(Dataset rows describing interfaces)
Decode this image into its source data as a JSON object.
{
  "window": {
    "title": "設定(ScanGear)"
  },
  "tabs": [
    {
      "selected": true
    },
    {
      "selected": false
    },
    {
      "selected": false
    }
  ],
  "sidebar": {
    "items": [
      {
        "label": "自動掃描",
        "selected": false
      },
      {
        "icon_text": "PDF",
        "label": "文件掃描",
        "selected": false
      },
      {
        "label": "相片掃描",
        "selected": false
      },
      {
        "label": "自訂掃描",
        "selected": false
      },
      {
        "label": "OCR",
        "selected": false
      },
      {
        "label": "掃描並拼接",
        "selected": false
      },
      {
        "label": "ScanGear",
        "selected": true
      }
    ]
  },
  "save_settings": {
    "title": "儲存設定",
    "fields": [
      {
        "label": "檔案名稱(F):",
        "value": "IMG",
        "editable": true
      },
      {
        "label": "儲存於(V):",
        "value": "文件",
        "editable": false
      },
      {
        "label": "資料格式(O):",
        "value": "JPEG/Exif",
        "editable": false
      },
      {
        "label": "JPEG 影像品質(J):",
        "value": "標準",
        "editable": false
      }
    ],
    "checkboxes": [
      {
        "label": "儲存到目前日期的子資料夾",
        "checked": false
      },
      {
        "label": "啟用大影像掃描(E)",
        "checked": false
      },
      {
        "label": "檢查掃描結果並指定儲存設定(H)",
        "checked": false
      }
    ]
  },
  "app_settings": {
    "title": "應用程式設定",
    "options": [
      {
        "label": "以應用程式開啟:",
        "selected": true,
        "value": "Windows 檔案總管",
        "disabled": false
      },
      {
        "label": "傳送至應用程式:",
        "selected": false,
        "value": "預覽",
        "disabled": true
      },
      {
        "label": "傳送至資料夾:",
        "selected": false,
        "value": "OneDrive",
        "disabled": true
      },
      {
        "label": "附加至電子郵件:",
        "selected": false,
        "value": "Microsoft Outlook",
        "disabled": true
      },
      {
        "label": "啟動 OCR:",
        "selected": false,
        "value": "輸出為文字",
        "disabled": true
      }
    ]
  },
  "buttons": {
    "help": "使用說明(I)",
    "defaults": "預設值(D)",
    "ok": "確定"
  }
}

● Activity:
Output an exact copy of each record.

● Result for this exercise:
Decode this image into its source data as a JSON object.
{
  "window": {
    "title": "設定(ScanGear)"
  },
  "tabs": [
    {
      "selected": true
    },
    {
      "selected": false
    },
    {
      "selected": false
    }
  ],
  "sidebar": {
    "items": [
      {
        "label": "自動掃描",
        "selected": false
      },
      {
        "icon_text": "PDF",
        "label": "文件掃描",
        "selected": false
      },
      {
        "label": "相片掃描",
        "selected": false
      },
      {
        "label": "自訂掃描",
        "selected": false
      },
      {
        "label": "OCR",
        "selected": false
      },
      {
        "label": "掃描並拼接",
        "selected": false
      },
      {
        "label": "ScanGear",
        "selected": true
      }
    ]
  },
  "save_settings": {
    "title": "儲存設定",
    "fields": [
      {
        "label": "檔案名稱(F):",
        "value": "IMG",
        "editable": true
      },
      {
        "label": "儲存於(V):",
        "value": "文件",
        "editable": false
      },
      {
        "label": "資料格式(O):",
        "value": "JPEG/Exif",
        "editable": false
      },
      {
        "label": "JPEG 影像品質(J):",
        "value": "標準",
        "editable": false
      }
    ],
    "checkboxes": [
      {
        "label": "儲存到目前日期的子資料夾",
        "checked": false
      },
      {
        "label": "啟用大影像掃描(E)",
        "checked": false
      },
      {
        "label": "檢查掃描結果並指定儲存設定(H)",
        "checked": false
      }
    ]
  },
  "app_settings": {
    "title": "應用程式設定",
    "options": [
      {
        "label": "以應用程式開啟:",
        "selected": true,
        "value": "Windows 檔案總管",
        "disabled": false
      },
      {
        "label": "傳送至應用程式:",
        "selected": false,
        "value": "預覽",
        "disabled": true
      },
      {
        "label": "傳送至資料夾:",
        "selected": false,
        "value": "OneDrive",
        "disabled": true
      },
      {
        "label": "附加至電子郵件:",
        "selected": false,
        "value": "Microsoft Outlook",
        "disabled": true
      },
      {
        "label": "啟動 OCR:",
        "selected": false,
        "value": "輸出為文字",
        "disabled": true
      }
    ]
  },
  "buttons": {
    "help": "使用說明(I)",
    "defaults": "預設值(D)",
    "ok": "確定"
  }
}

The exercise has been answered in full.